I am a law prof and know a little about this, but have not read the article, so I can only comment on photographing buildings. Last time I looked at this, I remember that there was a revision to the copyright law that allows photographing buildings, even for commercial purposes. You can copyright the design and appearance of a building, but that only prevents people from building the building, not photographing it. You cannot trespass to get the pictures, however.
The ROCK N' ROLL HALL OF FAME case was not about copyright but trademark, a distinction only a lawyer would make.:-) The photographer used the caption, "ROCK N' ROLL HALL OF FAME, which the plaintiff claimed was trademarked so he could not use it. The plaintiff also claimed that the design of the building was so distinctive and so will known that it was also a trademark that could not be used without permission. The court disagreed, finding that the building had not been used as a trademark and that using the name of the building was a fair use of the copyright. See: Rock and Roll Hall of Fame and Museum, Inc. v. Gentile Productions, 134 F.3d 749, 45 U.S.P.Q.2d 1412, 1998 Fed.App. 0020P (6th Cir.(Ohio) Jan 20, 1998) and Rock & Roll Hall of Fame and Museum, Inc. v. Gentile Productions, 71 F.Supp.2d 755 (N.D.Ohio Sep 02, 1999)

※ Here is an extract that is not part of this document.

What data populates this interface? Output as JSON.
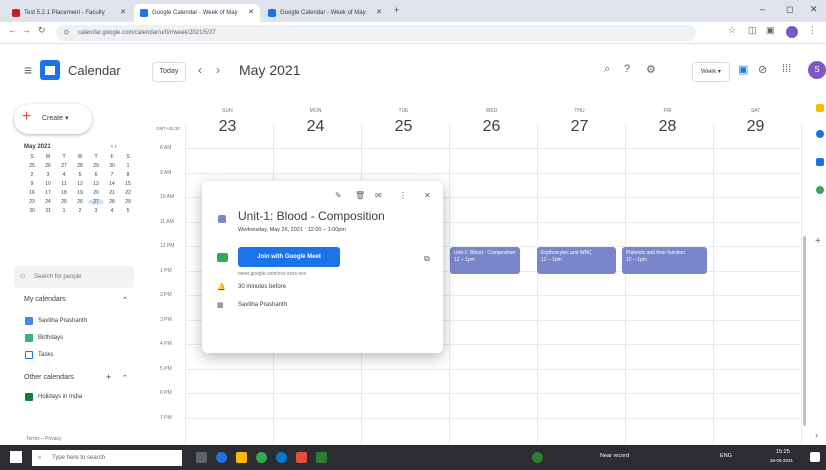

People are different from buildings - they have a right to control their publicity. The lighthouse does not make sense to me - the federal government does not have copyright in anything it does or owns, so they cannot charge you to use the images.
Want to worry about something? How do all of those wonderful street photographs square with new state privacy laws? This becomes especially troublesome when they are on the Internet. Did Winograd get releases? Could someone in one of his famous pictures block its sale or display? All of the court cases are about news and reporters, not fine art. Some of us are working on this problem and would welcome comments.